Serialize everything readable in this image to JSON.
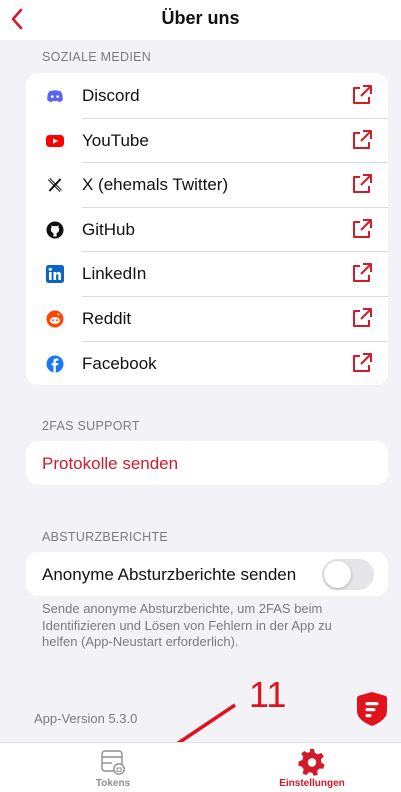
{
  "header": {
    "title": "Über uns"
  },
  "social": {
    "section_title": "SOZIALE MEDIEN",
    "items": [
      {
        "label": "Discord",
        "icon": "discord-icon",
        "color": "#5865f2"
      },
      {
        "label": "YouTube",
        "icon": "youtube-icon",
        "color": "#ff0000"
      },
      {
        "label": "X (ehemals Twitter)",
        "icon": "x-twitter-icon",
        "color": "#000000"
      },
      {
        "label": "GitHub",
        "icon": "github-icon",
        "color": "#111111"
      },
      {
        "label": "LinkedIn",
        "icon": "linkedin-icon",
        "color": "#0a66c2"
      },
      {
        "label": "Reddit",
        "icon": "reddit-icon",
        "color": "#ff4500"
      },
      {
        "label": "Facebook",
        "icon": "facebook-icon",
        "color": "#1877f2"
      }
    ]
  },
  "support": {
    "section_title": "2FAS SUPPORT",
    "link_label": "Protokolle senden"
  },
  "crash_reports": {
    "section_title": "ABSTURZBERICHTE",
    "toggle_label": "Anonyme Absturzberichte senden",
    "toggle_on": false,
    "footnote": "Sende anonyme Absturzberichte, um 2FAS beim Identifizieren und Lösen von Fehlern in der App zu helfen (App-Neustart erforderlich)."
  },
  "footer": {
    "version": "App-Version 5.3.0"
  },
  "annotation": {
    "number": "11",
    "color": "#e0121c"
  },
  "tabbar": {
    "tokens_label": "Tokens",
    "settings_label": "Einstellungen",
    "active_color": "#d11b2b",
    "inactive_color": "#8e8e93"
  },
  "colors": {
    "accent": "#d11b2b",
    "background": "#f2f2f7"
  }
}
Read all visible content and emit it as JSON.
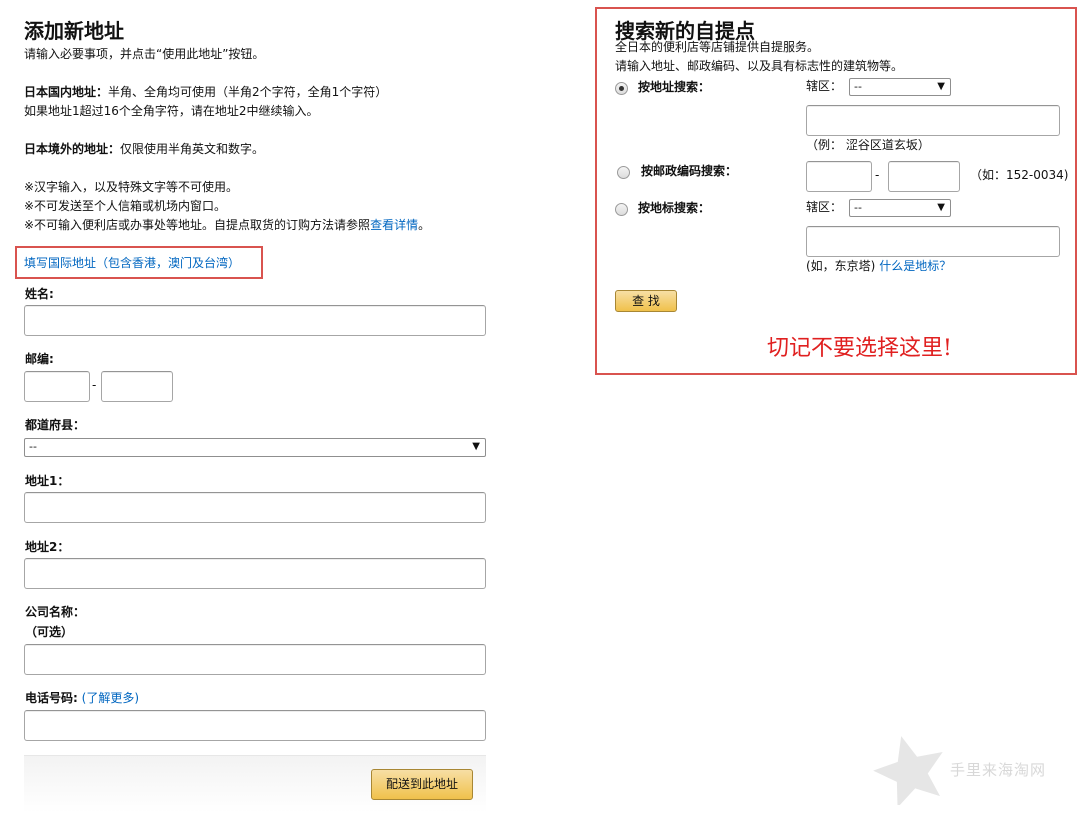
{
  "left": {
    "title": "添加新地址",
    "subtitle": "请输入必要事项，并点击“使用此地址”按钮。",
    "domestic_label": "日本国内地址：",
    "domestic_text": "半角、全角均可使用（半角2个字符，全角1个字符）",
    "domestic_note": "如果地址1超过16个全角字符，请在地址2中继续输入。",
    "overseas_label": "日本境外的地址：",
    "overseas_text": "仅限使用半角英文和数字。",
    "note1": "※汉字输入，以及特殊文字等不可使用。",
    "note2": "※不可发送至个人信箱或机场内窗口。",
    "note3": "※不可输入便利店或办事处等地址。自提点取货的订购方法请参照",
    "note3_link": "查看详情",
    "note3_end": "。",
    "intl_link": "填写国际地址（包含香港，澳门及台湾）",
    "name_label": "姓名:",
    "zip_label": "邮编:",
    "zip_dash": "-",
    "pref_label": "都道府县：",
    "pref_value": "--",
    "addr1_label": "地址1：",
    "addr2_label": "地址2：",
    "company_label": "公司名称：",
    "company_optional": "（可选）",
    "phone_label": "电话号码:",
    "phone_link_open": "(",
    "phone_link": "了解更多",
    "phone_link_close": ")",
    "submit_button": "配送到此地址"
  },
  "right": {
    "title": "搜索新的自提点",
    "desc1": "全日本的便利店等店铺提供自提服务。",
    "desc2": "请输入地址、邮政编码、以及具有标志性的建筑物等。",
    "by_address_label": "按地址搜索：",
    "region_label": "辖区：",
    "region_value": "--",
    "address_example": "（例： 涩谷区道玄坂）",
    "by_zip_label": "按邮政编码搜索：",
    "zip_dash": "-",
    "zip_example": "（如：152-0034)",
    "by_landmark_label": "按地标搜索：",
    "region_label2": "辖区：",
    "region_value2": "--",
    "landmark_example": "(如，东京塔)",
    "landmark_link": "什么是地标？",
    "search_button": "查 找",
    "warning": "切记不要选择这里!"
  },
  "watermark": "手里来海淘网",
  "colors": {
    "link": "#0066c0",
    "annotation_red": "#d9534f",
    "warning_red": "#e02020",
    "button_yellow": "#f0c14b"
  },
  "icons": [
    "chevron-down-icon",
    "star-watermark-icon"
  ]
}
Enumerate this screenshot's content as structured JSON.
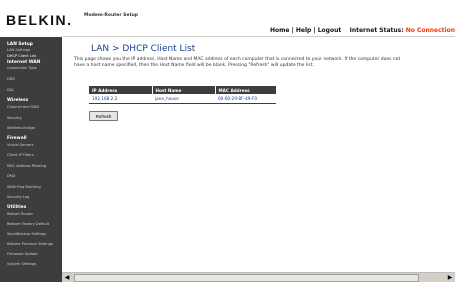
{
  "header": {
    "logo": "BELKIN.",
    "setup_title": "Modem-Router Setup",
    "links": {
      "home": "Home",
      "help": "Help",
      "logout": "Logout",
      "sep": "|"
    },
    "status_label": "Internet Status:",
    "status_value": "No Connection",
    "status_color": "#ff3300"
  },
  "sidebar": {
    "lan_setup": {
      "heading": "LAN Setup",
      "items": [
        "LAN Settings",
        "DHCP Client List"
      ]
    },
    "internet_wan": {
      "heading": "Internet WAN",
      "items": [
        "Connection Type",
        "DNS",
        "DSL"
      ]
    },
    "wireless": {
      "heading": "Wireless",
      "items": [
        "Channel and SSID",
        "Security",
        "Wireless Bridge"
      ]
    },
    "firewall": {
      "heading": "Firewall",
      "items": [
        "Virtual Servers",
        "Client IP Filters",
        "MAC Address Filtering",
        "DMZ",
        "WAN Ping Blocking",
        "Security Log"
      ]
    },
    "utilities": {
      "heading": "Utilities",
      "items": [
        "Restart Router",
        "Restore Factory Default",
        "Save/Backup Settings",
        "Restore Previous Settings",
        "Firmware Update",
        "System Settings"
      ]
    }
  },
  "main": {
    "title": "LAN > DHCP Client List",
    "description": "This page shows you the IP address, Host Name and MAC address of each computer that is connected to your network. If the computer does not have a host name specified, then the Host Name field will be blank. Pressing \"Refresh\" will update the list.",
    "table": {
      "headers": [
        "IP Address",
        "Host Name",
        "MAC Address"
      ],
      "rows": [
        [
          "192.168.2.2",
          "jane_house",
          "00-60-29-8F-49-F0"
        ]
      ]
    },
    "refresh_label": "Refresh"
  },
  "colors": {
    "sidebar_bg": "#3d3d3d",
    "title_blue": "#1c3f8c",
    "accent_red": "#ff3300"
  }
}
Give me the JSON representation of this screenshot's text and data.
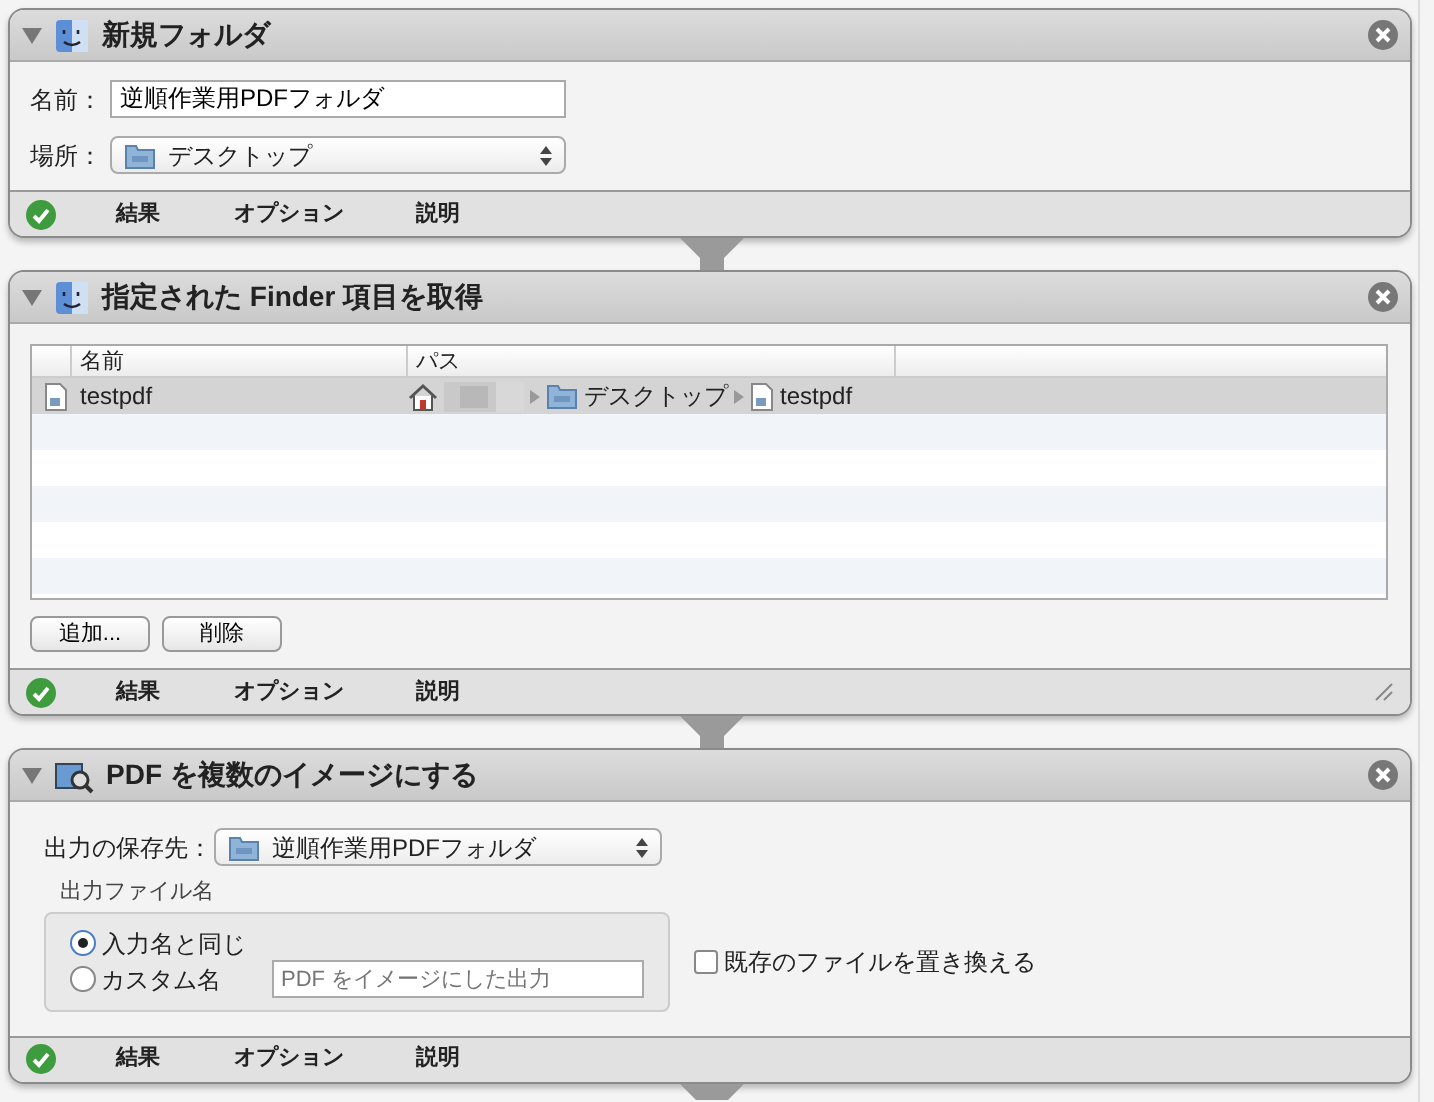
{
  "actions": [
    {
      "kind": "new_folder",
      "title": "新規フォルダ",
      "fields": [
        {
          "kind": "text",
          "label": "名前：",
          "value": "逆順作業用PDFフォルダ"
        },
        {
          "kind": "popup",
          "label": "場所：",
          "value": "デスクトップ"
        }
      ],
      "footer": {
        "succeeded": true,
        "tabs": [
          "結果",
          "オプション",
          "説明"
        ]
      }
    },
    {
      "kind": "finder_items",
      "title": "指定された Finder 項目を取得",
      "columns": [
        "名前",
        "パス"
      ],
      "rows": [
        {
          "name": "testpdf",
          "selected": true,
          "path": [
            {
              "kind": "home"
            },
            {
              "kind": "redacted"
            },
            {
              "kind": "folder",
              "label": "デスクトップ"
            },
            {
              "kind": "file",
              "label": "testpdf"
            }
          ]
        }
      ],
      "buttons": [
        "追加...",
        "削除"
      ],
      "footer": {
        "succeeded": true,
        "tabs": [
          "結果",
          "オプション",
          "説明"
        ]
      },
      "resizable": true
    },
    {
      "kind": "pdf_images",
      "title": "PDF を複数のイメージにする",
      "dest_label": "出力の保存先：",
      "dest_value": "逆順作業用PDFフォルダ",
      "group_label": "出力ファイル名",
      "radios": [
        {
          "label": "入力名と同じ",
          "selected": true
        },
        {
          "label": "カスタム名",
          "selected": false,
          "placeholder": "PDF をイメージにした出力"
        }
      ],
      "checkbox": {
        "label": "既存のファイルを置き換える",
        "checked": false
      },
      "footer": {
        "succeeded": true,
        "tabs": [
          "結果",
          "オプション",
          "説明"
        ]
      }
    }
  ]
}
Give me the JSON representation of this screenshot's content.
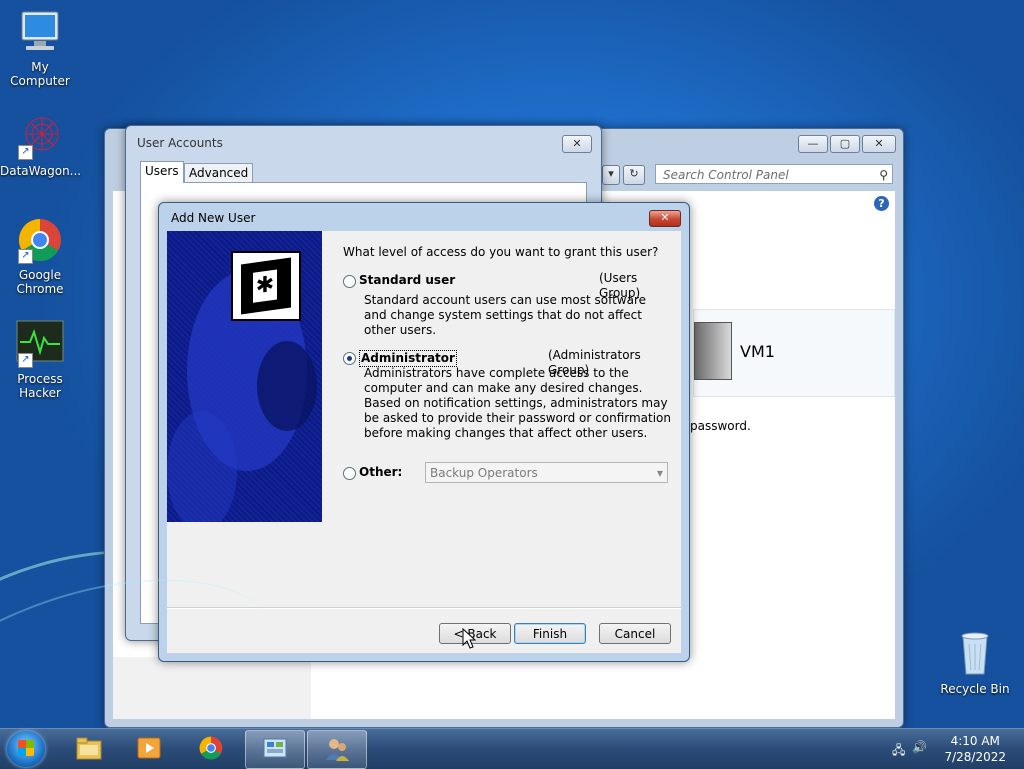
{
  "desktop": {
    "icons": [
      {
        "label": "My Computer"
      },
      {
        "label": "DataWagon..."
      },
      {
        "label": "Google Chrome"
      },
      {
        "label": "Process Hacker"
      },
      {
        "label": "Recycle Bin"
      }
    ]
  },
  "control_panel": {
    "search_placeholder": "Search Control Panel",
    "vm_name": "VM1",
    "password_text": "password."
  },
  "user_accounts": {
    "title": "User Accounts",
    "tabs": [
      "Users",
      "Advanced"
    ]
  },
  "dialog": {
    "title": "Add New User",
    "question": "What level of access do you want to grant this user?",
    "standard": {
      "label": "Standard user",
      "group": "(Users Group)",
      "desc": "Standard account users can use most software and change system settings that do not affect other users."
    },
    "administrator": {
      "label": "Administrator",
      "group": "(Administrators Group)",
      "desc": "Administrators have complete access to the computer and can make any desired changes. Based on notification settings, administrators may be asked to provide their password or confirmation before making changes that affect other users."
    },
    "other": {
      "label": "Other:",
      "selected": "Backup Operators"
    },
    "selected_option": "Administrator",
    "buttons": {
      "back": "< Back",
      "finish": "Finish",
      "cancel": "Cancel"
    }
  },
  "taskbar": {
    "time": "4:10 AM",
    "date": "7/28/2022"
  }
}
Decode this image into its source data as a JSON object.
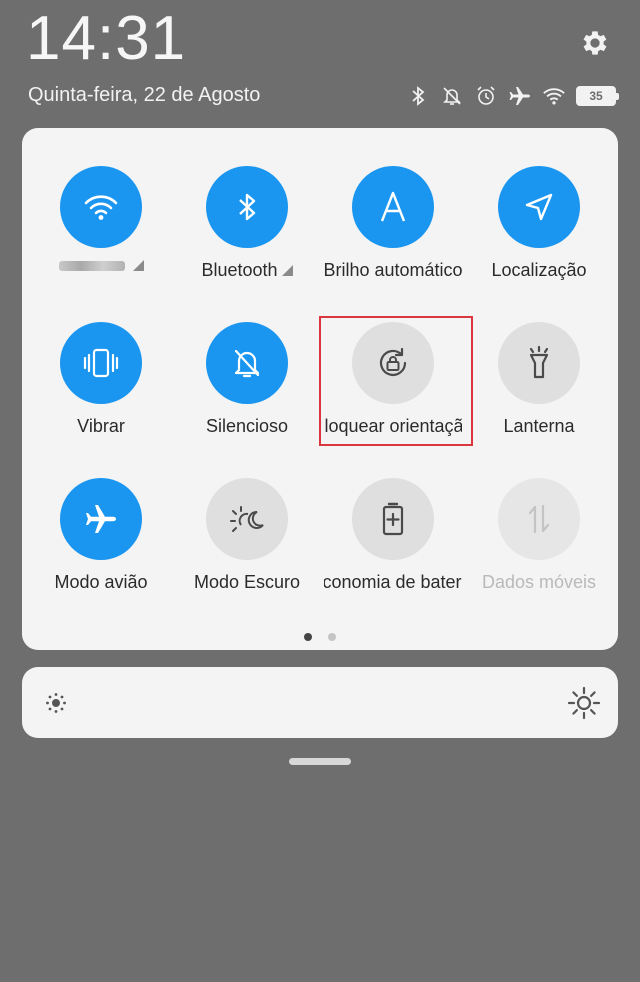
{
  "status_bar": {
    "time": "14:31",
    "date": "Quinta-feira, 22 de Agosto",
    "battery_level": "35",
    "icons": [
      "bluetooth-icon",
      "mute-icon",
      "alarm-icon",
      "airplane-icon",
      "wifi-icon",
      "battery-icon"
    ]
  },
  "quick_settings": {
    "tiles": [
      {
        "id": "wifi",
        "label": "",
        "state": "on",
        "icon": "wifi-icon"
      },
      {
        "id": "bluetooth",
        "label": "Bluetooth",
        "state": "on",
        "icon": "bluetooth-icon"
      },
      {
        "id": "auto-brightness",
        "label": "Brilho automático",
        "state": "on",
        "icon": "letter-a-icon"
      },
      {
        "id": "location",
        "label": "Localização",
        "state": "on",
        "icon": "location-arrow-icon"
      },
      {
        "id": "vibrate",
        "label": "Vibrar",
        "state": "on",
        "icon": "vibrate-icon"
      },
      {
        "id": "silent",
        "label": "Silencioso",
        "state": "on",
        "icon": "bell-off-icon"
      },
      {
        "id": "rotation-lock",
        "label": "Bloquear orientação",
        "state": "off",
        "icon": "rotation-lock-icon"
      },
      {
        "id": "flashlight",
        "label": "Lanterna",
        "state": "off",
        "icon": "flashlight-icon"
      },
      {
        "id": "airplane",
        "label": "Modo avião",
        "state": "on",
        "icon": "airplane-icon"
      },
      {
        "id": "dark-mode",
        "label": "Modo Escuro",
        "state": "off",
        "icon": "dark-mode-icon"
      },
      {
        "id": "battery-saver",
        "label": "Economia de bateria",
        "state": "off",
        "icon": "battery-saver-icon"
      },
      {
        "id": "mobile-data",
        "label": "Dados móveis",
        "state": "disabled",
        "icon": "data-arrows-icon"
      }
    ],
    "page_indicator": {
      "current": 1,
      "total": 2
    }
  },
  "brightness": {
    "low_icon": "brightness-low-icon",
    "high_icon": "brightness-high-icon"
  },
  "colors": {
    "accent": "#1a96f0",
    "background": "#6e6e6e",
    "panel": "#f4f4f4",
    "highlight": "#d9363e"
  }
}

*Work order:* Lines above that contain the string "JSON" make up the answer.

*Your solution:*
Serialize everything readable in this image to JSON.
Read all visible content and emit it as JSON.
Enumerate this screenshot's content as structured JSON.
Give me the JSON representation of this screenshot's text and data.
Give me the JSON representation of this screenshot's content.
Decode this image into its source data as a JSON object.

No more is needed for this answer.